• _DIRECTIONS_
Return a copy of every line in the records that includes the word "vlookup".
::::
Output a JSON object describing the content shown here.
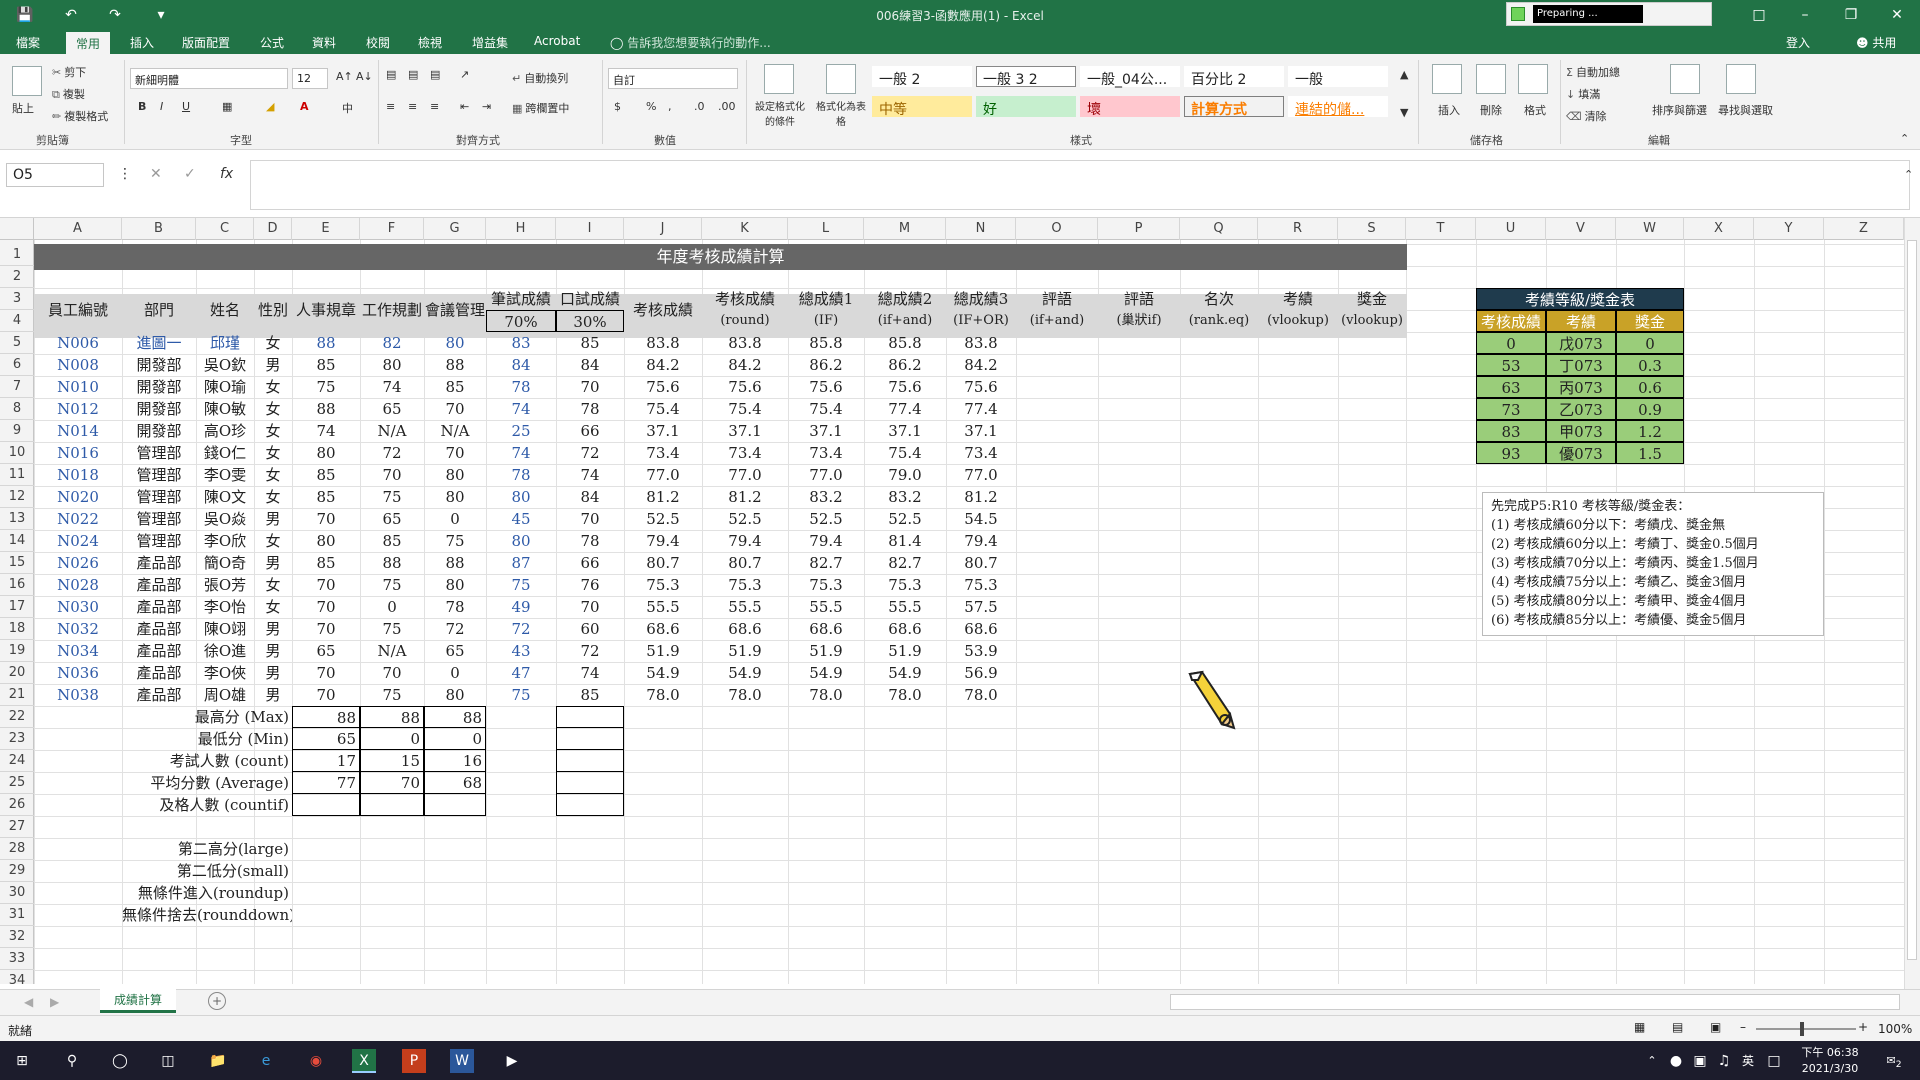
{
  "window": {
    "title": "006練習3-函數應用(1) - Excel",
    "preparing": "Preparing ..."
  },
  "ribbon_tabs": [
    "檔案",
    "常用",
    "插入",
    "版面配置",
    "公式",
    "資料",
    "校閱",
    "檢視",
    "增益集",
    "Acrobat"
  ],
  "tell_me": "告訴我您想要執行的動作...",
  "signin": "登入",
  "share": "共用",
  "clipboard": {
    "paste": "貼上",
    "cut": "剪下",
    "copy": "複製",
    "format_painter": "複製格式",
    "label": "剪貼簿"
  },
  "font": {
    "name": "新細明體",
    "size": "12",
    "label": "字型"
  },
  "alignment": {
    "wrap": "自動換列",
    "merge": "跨欄置中",
    "label": "對齊方式"
  },
  "number": {
    "format": "自訂",
    "label": "數值"
  },
  "styles": {
    "cond_format": "設定格式化的條件",
    "table_format": "格式化為表格",
    "gallery_row1": [
      "一般 2",
      "一般 3 2",
      "一般_04公...",
      "百分比 2",
      "一般"
    ],
    "gallery_row2": [
      "中等",
      "好",
      "壞",
      "計算方式",
      "連結的儲..."
    ],
    "label": "樣式"
  },
  "cells": {
    "insert": "插入",
    "delete": "刪除",
    "format": "格式",
    "label": "儲存格"
  },
  "editing": {
    "autosum": "自動加總",
    "fill": "填滿",
    "clear": "清除",
    "sort": "排序與篩選",
    "find": "尋找與選取",
    "label": "編輯"
  },
  "name_box": "O5",
  "formula": "",
  "columns": [
    "A",
    "B",
    "C",
    "D",
    "E",
    "F",
    "G",
    "H",
    "I",
    "J",
    "K",
    "L",
    "M",
    "N",
    "O",
    "P",
    "Q",
    "R",
    "S",
    "T",
    "U",
    "V",
    "W",
    "X",
    "Y",
    "Z"
  ],
  "rows": [
    "1",
    "2",
    "3",
    "4",
    "5",
    "6",
    "7",
    "8",
    "9",
    "10",
    "11",
    "12",
    "13",
    "14",
    "15",
    "16",
    "17",
    "18",
    "19",
    "20",
    "21",
    "22",
    "23",
    "24",
    "25",
    "26",
    "27",
    "28",
    "29",
    "30",
    "31",
    "32",
    "33",
    "34"
  ],
  "sheet_title": "年度考核成績計算",
  "headers": {
    "emp_id": "員工編號",
    "dept": "部門",
    "name": "姓名",
    "gender": "性別",
    "hr": "人事規章",
    "work": "工作規劃",
    "meeting": "會議管理",
    "written": "筆試成績",
    "written_pct": "70%",
    "oral": "口試成績",
    "oral_pct": "30%",
    "score": "考核成績",
    "round": "考核成績",
    "round_sub": "(round)",
    "total1": "總成績1",
    "total1_sub": "(IF)",
    "total2": "總成績2",
    "total2_sub": "(if+and)",
    "total3": "總成績3",
    "total3_sub": "(IF+OR)",
    "comment1": "評語",
    "comment1_sub": "(if+and)",
    "comment2": "評語",
    "comment2_sub": "(巢狀if)",
    "rank": "名次",
    "rank_sub": "(rank.eq)",
    "grade": "考績",
    "grade_sub": "(vlookup)",
    "bonus": "獎金",
    "bonus_sub": "(vlookup)"
  },
  "data_rows": [
    [
      "N006",
      "進圖一",
      "邱瑾",
      "女",
      "88",
      "82",
      "80",
      "83",
      "85",
      "83.8",
      "83.8",
      "85.8",
      "85.8",
      "83.8"
    ],
    [
      "N008",
      "開發部",
      "吳O欽",
      "男",
      "85",
      "80",
      "88",
      "84",
      "84",
      "84.2",
      "84.2",
      "86.2",
      "86.2",
      "84.2"
    ],
    [
      "N010",
      "開發部",
      "陳O瑜",
      "女",
      "75",
      "74",
      "85",
      "78",
      "70",
      "75.6",
      "75.6",
      "75.6",
      "75.6",
      "75.6"
    ],
    [
      "N012",
      "開發部",
      "陳O敏",
      "女",
      "88",
      "65",
      "70",
      "74",
      "78",
      "75.4",
      "75.4",
      "75.4",
      "77.4",
      "77.4"
    ],
    [
      "N014",
      "開發部",
      "高O珍",
      "女",
      "74",
      "N/A",
      "N/A",
      "25",
      "66",
      "37.1",
      "37.1",
      "37.1",
      "37.1",
      "37.1"
    ],
    [
      "N016",
      "管理部",
      "錢O仁",
      "女",
      "80",
      "72",
      "70",
      "74",
      "72",
      "73.4",
      "73.4",
      "73.4",
      "75.4",
      "73.4"
    ],
    [
      "N018",
      "管理部",
      "李O雯",
      "女",
      "85",
      "70",
      "80",
      "78",
      "74",
      "77.0",
      "77.0",
      "77.0",
      "79.0",
      "77.0"
    ],
    [
      "N020",
      "管理部",
      "陳O文",
      "女",
      "85",
      "75",
      "80",
      "80",
      "84",
      "81.2",
      "81.2",
      "83.2",
      "83.2",
      "81.2"
    ],
    [
      "N022",
      "管理部",
      "吳O焱",
      "男",
      "70",
      "65",
      "0",
      "45",
      "70",
      "52.5",
      "52.5",
      "52.5",
      "52.5",
      "54.5"
    ],
    [
      "N024",
      "管理部",
      "李O欣",
      "女",
      "80",
      "85",
      "75",
      "80",
      "78",
      "79.4",
      "79.4",
      "79.4",
      "81.4",
      "79.4"
    ],
    [
      "N026",
      "產品部",
      "簡O奇",
      "男",
      "85",
      "88",
      "88",
      "87",
      "66",
      "80.7",
      "80.7",
      "82.7",
      "82.7",
      "80.7"
    ],
    [
      "N028",
      "產品部",
      "張O芳",
      "女",
      "70",
      "75",
      "80",
      "75",
      "76",
      "75.3",
      "75.3",
      "75.3",
      "75.3",
      "75.3"
    ],
    [
      "N030",
      "產品部",
      "李O怡",
      "女",
      "70",
      "0",
      "78",
      "49",
      "70",
      "55.5",
      "55.5",
      "55.5",
      "55.5",
      "57.5"
    ],
    [
      "N032",
      "產品部",
      "陳O翊",
      "男",
      "70",
      "75",
      "72",
      "72",
      "60",
      "68.6",
      "68.6",
      "68.6",
      "68.6",
      "68.6"
    ],
    [
      "N034",
      "產品部",
      "徐O進",
      "男",
      "65",
      "N/A",
      "65",
      "43",
      "72",
      "51.9",
      "51.9",
      "51.9",
      "51.9",
      "53.9"
    ],
    [
      "N036",
      "產品部",
      "李O俠",
      "男",
      "70",
      "70",
      "0",
      "47",
      "74",
      "54.9",
      "54.9",
      "54.9",
      "54.9",
      "56.9"
    ],
    [
      "N038",
      "產品部",
      "周O雄",
      "男",
      "70",
      "75",
      "80",
      "75",
      "85",
      "78.0",
      "78.0",
      "78.0",
      "78.0",
      "78.0"
    ]
  ],
  "stats": [
    {
      "label": "最高分 (Max)",
      "e": "88",
      "f": "88",
      "g": "88"
    },
    {
      "label": "最低分 (Min)",
      "e": "65",
      "f": "0",
      "g": "0"
    },
    {
      "label": "考試人數 (count)",
      "e": "17",
      "f": "15",
      "g": "16"
    },
    {
      "label": "平均分數 (Average)",
      "e": "77",
      "f": "70",
      "g": "68"
    },
    {
      "label": "及格人數 (countif)",
      "e": "",
      "f": "",
      "g": ""
    }
  ],
  "extra_labels": [
    "第二高分(large)",
    "第二低分(small)",
    "無條件進入(roundup)",
    "無條件捨去(rounddown)"
  ],
  "bonus_table": {
    "title": "考績等級/獎金表",
    "headers": [
      "考核成績",
      "考績",
      "獎金"
    ],
    "rows": [
      [
        "0",
        "戊073",
        "0"
      ],
      [
        "53",
        "丁073",
        "0.3"
      ],
      [
        "63",
        "丙073",
        "0.6"
      ],
      [
        "73",
        "乙073",
        "0.9"
      ],
      [
        "83",
        "甲073",
        "1.2"
      ],
      [
        "93",
        "優073",
        "1.5"
      ]
    ]
  },
  "note": {
    "lines": [
      "先完成P5:R10 考核等級/獎金表：",
      "(1) 考核成績60分以下：考績戊、獎金無",
      "(2) 考核成績60分以上：考績丁、獎金0.5個月",
      "(3) 考核成績70分以上：考績丙、獎金1.5個月",
      "(4) 考核成績75分以上：考績乙、獎金3個月",
      "(5) 考核成績80分以上：考績甲、獎金4個月",
      "(6) 考核成績85分以上：考績優、獎金5個月"
    ]
  },
  "sheet_tab": "成績計算",
  "status": {
    "ready": "就緒",
    "zoom": "100%"
  },
  "clock": {
    "time": "下午 06:38",
    "date": "2021/3/30"
  },
  "ime": "英",
  "notify_count": "2",
  "colors": {
    "excel_green": "#217346",
    "header_gray": "#666666",
    "bonus_dark": "#1f3b4d",
    "bonus_gold": "#c9a227",
    "bonus_green": "#9acd7a"
  }
}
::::
• _FINISHED EXERCISE_
    "grade_sub": "(vlookup)",
    "bonus_sub": "(vlookup)"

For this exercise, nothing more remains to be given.